(Task details):
Where does the string "Management" appear? Copy every line of the entries below that holds it.

(Records from a data source):
▼▼▼
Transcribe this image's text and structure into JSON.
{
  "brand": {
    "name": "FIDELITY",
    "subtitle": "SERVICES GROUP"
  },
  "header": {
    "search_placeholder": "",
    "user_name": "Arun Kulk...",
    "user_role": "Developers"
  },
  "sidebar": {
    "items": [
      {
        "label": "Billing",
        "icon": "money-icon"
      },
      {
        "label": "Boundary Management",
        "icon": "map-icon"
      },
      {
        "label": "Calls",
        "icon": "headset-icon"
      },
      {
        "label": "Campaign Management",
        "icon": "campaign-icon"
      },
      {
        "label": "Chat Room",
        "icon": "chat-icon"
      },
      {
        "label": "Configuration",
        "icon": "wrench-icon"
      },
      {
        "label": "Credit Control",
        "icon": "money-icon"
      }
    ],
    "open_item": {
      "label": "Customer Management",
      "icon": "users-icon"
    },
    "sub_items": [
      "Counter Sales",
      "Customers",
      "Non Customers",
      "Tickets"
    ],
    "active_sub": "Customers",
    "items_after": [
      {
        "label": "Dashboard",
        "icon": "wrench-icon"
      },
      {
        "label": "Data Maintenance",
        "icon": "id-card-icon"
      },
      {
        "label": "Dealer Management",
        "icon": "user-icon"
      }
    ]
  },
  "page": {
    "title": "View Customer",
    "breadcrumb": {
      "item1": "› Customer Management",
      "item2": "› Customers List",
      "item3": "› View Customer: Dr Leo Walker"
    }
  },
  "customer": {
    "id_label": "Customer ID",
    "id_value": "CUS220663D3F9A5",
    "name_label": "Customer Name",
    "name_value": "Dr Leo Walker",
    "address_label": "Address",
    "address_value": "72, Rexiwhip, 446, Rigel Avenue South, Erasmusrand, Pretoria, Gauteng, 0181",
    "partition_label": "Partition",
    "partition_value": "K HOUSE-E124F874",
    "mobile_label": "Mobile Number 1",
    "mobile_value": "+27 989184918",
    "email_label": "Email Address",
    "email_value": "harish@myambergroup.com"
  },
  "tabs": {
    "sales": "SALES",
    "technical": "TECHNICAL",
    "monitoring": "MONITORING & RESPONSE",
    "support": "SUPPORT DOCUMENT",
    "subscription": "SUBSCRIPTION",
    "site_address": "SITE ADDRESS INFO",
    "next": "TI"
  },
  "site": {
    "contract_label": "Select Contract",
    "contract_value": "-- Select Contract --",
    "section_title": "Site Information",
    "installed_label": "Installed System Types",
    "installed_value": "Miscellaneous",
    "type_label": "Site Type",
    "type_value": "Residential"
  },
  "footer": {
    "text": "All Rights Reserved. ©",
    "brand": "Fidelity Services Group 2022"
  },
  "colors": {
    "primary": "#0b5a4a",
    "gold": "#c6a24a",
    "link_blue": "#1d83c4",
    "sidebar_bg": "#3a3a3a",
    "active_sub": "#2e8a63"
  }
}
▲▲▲
(Response to this exercise):
        "label": "Boundary Management",
        "label": "Campaign Management",
      "label": "Customer Management",
        "label": "Dealer Management",
      "item1": "› Customer Management",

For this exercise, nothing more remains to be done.